The armored infantry looked like orcs at first, their complexion similar to that of Benton’s ally. He knew better when he saw their sharpened, broken, twisted teeth separating into a duet of irate war cries as the goblins barreled toward him.
The knight’s stride never faltered.
The orc’s eyes nearly fell from his face when the smaller weapon did not break, did not even bend against the sheer force of his massive axe. That shock translated easily into an evil grin that separated the lips of the lagano. In only a fraction of a second, the spear turned again, inward, toward Ste’Narl’s abdomen. His weapon too hefty to bring to bear so quickly across his unguarded front, he could only swat aside with one of his hands.
The move did little to sway the incoming lance. Ste’Narl felt the stinging bite of the serrated spear as it pushed within the soft flesh just above his pelvis. That cruel and agonizing pain grew tenfold as the jagged edges were removed, tearing at his already lacerated body. With no strength left in his body, the orc relinquished his hold on the golden axe, spilling it to the ground.
He joined it there several moments later, only able to watch as the lagano broke away from him, sprinting back toward his master and the incredibly outnumbered human.
If Benton knew he was facing dire odds, it didn’t show. He met the two goblins without slowing, enraged and infuriated. Like a man possessed, he thrust out with his sword with such forcefulness that the first of his opponents couldn’t defend itself. With a goblin skewered on the end of his sword, he relied only on his shield.
Momentum still on his side, he slammed into the remaining goblin so quickly that it fell from its feet, landing hard upon the ground.
The heavy steps of the reptilian lancer rapidly approached the human’s flank. The instantaneous thwip that cut through the air was more pronounced, especially as it entered the lagano’s scaly flesh.
Fe’Pavi, still grounded from her own throbbing anguish, strained to look through the tall grass behind her. What she saw stole her breath away.
For there, at the border of the woods, was Pomir, standing as if nothing had ever happened to him. The kobold pulled back again on the string of his bow, looking down his snout at the end of his sight. He let go again in an instant, watching as the arrow soared through the air and connected once again into the back of the lizard warrior.
A smile formed on Fe’Pavi’s face, the same confident grin that had just separated Benton’s lips. The knight kicked the impaled goblin off of his sword and swung the weapon across and down, driving it into the other infantry.
Only Kradun remained.
Despite the pain, Ste’Narl let a roar slip from his mouth. “In the name of Shazra,” he cried out.
Fe’Pavi joined in, letting her voice enter the chorus. “In the name of Shazra!”
The kobold smiled but didn’t allow the sudden swing of battle to leave him overconfident. The lagano was still standing, and Pomir was out of arrows. With the little energy that had returned to him, the warrior hound unsheathed his sword and bounded forth.
Benton turned to his human foe, his brow furrowed, his eyes focused.
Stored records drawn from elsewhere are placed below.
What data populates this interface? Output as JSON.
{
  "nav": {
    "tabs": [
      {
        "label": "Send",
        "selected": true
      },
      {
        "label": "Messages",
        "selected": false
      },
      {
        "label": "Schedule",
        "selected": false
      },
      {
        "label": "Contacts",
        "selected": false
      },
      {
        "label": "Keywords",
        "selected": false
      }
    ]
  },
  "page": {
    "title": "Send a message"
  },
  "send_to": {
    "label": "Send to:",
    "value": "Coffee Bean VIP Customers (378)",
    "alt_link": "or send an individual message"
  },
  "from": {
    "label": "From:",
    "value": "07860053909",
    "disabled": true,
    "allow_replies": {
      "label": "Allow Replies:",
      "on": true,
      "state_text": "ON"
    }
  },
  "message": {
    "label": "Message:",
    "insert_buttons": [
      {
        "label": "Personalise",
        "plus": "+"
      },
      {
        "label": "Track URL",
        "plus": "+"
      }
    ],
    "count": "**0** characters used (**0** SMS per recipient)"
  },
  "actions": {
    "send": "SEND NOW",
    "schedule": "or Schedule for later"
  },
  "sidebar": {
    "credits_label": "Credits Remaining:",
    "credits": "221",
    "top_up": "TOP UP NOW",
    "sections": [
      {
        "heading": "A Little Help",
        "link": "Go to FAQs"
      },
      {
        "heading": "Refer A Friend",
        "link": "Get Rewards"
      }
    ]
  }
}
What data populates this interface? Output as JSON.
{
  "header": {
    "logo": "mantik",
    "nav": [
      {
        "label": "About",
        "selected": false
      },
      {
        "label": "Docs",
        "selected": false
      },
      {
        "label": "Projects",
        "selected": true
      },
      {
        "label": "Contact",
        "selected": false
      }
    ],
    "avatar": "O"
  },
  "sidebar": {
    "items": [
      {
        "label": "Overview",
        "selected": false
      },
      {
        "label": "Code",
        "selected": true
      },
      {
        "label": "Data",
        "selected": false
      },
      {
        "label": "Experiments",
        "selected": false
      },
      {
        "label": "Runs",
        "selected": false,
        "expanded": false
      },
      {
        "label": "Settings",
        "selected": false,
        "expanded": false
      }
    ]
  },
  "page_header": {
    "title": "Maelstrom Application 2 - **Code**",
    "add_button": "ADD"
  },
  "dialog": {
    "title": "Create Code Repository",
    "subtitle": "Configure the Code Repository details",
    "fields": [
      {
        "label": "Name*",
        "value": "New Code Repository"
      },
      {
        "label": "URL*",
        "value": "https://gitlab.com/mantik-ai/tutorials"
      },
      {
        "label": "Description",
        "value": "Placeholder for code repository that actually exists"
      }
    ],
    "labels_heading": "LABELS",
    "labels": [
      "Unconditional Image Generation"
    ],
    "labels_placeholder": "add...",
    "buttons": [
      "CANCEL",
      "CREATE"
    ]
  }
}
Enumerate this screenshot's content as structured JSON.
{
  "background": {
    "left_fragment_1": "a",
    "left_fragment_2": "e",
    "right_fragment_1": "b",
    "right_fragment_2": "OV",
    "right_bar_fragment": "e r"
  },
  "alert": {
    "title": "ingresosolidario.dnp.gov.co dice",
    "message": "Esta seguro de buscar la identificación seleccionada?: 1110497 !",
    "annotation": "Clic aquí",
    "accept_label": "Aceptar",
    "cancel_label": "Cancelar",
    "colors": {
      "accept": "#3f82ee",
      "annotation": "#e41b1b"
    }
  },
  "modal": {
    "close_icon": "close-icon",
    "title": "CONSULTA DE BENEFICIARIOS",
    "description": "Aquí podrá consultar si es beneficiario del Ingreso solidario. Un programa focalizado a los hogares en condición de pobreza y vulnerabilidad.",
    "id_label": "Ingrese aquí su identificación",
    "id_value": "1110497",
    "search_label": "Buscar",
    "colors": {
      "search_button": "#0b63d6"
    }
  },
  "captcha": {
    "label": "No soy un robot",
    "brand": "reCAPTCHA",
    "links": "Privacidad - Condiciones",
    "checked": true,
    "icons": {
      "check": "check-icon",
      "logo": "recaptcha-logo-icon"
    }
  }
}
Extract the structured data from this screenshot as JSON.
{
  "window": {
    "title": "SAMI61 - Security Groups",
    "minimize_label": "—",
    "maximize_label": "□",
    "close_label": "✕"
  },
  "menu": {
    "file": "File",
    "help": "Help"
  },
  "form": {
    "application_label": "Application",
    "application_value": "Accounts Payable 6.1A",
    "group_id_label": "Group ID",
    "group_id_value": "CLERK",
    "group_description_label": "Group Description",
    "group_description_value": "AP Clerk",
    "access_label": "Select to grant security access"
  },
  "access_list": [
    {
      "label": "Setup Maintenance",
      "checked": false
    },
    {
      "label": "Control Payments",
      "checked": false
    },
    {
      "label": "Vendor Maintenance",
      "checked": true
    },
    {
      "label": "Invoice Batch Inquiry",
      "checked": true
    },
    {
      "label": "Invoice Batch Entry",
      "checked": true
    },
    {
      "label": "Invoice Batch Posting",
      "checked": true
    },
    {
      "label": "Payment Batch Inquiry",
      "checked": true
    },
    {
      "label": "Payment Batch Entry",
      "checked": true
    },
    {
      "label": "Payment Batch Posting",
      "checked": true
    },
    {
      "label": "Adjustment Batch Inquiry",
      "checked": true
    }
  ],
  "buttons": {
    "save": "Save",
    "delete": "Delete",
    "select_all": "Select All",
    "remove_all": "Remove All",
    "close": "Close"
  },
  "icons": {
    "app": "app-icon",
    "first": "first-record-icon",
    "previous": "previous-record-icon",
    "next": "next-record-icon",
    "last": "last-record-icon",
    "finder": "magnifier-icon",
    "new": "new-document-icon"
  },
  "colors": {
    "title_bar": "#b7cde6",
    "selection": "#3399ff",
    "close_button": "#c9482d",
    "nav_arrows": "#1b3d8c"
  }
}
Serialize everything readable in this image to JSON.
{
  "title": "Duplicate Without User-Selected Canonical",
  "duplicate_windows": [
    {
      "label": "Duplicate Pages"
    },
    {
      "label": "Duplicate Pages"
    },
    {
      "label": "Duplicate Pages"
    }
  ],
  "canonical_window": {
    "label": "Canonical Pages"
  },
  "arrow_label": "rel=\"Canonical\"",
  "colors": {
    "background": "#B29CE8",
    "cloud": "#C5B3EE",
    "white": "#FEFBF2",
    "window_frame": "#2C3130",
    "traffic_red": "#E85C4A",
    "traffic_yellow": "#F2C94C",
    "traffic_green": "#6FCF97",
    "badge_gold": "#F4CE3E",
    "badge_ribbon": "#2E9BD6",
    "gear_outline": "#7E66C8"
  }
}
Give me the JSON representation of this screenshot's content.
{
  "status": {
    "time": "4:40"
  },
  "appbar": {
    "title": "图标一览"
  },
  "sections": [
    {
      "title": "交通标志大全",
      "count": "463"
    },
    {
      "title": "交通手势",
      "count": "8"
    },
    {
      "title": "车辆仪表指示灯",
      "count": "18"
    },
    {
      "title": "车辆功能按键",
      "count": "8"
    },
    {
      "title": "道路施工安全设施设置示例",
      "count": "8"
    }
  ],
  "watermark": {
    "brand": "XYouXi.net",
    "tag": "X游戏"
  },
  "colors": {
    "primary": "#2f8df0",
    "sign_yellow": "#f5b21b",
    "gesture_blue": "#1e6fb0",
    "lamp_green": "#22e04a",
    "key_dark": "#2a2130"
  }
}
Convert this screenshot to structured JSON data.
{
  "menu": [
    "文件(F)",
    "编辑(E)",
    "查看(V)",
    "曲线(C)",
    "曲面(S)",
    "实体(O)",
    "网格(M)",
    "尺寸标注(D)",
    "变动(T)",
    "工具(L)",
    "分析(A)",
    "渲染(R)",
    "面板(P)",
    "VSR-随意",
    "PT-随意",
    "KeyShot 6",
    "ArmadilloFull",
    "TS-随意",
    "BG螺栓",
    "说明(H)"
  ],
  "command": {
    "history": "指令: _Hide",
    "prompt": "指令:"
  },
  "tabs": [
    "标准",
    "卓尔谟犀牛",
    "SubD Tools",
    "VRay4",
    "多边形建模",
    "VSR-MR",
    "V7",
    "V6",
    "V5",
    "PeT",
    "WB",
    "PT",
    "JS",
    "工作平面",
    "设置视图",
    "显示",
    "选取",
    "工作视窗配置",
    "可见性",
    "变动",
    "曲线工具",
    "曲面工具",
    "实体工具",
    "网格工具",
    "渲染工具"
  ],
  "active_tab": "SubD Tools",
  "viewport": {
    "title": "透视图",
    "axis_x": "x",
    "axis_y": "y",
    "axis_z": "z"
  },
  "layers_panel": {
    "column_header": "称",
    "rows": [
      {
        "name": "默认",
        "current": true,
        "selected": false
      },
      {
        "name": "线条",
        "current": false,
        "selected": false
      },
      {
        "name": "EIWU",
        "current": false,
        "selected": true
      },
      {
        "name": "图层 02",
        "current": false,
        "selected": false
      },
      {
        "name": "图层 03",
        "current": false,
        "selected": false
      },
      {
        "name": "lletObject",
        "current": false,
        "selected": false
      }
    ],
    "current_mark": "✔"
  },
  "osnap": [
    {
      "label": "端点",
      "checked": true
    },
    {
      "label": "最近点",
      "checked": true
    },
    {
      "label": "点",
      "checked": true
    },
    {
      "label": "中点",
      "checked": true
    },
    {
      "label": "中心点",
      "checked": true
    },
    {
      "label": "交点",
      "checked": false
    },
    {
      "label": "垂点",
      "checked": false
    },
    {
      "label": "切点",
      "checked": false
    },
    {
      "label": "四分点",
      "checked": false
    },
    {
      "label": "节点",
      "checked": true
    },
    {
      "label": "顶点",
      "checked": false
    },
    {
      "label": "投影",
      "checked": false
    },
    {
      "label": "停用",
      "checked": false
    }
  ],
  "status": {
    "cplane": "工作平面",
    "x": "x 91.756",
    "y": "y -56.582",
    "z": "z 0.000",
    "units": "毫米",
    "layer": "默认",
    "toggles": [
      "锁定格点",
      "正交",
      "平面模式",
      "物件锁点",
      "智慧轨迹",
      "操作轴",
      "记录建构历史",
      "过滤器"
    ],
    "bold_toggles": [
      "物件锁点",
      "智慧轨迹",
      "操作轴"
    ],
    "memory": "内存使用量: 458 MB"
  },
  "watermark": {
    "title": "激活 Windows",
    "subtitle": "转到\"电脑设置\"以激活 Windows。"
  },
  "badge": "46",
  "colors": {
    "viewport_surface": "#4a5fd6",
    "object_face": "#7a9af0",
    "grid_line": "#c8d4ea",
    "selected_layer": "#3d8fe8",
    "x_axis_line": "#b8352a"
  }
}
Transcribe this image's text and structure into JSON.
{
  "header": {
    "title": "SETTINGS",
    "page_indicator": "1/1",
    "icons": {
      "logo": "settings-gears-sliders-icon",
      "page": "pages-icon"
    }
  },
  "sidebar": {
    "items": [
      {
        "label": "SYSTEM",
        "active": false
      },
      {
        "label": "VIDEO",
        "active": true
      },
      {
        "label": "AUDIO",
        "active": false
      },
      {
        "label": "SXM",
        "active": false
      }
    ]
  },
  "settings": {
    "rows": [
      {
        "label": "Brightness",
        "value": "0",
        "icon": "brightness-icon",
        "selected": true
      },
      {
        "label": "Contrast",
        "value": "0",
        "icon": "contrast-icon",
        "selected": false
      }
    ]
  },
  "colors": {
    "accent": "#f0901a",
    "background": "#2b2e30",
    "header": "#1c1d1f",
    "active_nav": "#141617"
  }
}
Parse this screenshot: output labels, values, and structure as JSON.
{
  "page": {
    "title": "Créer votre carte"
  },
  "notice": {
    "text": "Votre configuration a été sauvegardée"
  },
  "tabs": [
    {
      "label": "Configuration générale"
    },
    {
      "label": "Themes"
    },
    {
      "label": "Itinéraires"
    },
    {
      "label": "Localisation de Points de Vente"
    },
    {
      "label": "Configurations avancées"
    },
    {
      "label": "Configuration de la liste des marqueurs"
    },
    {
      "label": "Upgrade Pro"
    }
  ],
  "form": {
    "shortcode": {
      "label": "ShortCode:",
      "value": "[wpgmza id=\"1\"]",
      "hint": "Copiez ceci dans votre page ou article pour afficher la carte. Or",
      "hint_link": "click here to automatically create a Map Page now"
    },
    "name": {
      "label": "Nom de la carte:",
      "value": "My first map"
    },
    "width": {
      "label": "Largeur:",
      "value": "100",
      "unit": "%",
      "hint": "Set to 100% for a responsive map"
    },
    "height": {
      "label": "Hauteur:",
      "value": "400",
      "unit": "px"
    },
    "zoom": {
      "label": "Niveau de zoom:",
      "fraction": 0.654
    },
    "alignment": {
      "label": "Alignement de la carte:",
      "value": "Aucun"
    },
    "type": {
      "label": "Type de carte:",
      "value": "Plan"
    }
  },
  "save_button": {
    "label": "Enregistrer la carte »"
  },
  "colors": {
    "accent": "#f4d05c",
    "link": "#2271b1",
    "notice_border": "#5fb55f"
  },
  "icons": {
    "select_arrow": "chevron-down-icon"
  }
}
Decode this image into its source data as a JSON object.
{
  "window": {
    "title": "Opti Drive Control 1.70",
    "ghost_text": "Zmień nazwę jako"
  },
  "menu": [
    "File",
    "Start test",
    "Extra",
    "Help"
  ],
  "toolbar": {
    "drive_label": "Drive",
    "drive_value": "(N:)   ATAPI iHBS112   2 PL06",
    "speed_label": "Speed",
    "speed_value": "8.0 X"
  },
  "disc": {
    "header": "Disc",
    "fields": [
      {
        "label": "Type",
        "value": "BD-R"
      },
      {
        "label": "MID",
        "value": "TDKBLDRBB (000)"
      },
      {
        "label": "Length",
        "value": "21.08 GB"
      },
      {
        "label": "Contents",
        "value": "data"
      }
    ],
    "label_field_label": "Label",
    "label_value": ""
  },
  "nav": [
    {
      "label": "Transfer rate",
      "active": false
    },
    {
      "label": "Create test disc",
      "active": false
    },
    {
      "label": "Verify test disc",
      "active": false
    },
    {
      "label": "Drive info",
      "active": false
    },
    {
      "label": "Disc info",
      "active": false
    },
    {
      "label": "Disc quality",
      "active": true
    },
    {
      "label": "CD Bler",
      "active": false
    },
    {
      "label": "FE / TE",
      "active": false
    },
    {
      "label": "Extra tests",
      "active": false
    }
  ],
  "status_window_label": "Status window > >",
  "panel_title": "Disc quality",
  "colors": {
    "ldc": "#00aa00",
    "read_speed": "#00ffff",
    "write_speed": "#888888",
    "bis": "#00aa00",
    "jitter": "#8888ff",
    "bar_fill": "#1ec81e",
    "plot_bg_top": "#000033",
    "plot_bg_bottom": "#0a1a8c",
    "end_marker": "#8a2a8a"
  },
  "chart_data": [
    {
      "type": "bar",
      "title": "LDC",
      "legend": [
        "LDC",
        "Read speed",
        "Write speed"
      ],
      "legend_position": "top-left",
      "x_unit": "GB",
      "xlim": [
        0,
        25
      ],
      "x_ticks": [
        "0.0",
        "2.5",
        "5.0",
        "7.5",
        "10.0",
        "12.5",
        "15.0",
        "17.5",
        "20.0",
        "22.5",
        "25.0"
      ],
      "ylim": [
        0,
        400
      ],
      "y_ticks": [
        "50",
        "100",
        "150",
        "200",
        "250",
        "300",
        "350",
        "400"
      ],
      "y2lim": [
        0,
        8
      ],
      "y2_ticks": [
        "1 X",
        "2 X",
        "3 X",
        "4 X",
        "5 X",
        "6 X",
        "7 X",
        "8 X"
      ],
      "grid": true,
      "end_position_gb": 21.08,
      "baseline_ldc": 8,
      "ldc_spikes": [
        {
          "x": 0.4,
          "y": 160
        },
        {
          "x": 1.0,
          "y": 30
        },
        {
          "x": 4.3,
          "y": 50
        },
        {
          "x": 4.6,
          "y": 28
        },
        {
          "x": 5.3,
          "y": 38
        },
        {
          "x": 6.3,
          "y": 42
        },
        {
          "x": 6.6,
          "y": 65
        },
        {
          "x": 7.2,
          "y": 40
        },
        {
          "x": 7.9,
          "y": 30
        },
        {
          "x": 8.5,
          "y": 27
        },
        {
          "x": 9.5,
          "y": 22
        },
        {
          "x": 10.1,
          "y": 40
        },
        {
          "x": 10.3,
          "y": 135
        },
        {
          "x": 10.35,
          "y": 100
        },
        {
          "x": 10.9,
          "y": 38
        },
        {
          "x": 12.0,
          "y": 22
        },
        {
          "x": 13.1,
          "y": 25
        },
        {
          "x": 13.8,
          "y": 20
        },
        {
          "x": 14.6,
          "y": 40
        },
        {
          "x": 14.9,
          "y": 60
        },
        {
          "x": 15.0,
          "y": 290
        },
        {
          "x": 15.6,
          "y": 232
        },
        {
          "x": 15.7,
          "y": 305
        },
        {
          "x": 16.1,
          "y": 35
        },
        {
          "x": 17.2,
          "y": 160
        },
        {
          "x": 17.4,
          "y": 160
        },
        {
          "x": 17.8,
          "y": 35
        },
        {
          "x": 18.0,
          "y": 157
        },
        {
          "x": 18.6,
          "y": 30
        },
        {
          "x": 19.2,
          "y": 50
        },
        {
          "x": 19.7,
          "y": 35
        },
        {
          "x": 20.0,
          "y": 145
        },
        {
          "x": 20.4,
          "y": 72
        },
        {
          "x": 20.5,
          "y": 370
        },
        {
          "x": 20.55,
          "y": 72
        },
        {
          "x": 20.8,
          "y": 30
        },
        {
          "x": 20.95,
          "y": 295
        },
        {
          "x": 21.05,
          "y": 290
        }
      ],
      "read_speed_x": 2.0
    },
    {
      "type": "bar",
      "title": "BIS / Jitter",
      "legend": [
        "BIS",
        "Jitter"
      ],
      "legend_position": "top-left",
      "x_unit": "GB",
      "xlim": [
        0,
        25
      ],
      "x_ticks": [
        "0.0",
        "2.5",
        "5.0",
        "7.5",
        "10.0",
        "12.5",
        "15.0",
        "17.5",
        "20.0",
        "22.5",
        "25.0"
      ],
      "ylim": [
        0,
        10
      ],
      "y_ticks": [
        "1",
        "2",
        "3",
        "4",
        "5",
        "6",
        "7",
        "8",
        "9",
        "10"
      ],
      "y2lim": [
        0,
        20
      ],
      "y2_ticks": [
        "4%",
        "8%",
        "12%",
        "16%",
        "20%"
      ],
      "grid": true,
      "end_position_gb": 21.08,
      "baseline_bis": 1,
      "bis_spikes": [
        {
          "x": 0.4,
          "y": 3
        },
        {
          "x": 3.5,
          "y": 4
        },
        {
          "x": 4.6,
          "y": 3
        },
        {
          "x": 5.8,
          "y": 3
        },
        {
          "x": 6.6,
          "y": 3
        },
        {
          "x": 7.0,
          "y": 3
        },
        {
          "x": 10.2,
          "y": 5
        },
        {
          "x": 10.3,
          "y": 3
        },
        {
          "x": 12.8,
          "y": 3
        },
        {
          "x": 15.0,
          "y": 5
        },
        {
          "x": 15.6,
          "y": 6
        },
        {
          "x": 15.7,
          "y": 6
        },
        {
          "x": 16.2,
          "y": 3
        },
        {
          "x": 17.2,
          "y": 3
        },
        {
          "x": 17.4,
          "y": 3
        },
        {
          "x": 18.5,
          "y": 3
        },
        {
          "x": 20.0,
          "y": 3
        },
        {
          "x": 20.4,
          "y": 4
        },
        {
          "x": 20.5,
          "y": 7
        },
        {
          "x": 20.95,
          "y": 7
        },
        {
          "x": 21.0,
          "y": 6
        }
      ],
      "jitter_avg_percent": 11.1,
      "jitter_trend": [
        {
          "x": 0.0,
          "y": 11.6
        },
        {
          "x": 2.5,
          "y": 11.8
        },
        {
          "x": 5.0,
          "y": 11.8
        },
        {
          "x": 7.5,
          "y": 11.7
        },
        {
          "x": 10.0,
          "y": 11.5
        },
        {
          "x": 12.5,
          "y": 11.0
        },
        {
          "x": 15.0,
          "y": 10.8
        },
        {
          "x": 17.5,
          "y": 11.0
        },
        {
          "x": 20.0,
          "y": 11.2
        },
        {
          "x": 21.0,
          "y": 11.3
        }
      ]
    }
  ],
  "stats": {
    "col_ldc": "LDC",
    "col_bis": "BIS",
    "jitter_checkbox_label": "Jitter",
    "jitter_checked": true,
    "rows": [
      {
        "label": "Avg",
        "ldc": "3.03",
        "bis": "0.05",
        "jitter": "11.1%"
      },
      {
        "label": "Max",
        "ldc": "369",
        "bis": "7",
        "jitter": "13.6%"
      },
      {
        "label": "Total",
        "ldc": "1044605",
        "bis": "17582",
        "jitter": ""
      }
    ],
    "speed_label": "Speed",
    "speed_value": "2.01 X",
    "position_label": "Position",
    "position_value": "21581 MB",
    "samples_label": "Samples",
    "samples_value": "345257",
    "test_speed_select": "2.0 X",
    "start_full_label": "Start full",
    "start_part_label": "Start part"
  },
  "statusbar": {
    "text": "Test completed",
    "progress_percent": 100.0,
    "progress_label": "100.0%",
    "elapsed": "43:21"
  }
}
As he charged forward, Kradun crossed her scimitars before her, willing to meet the enemy head on. The white knight leapt into the air, bringing his sword over his head.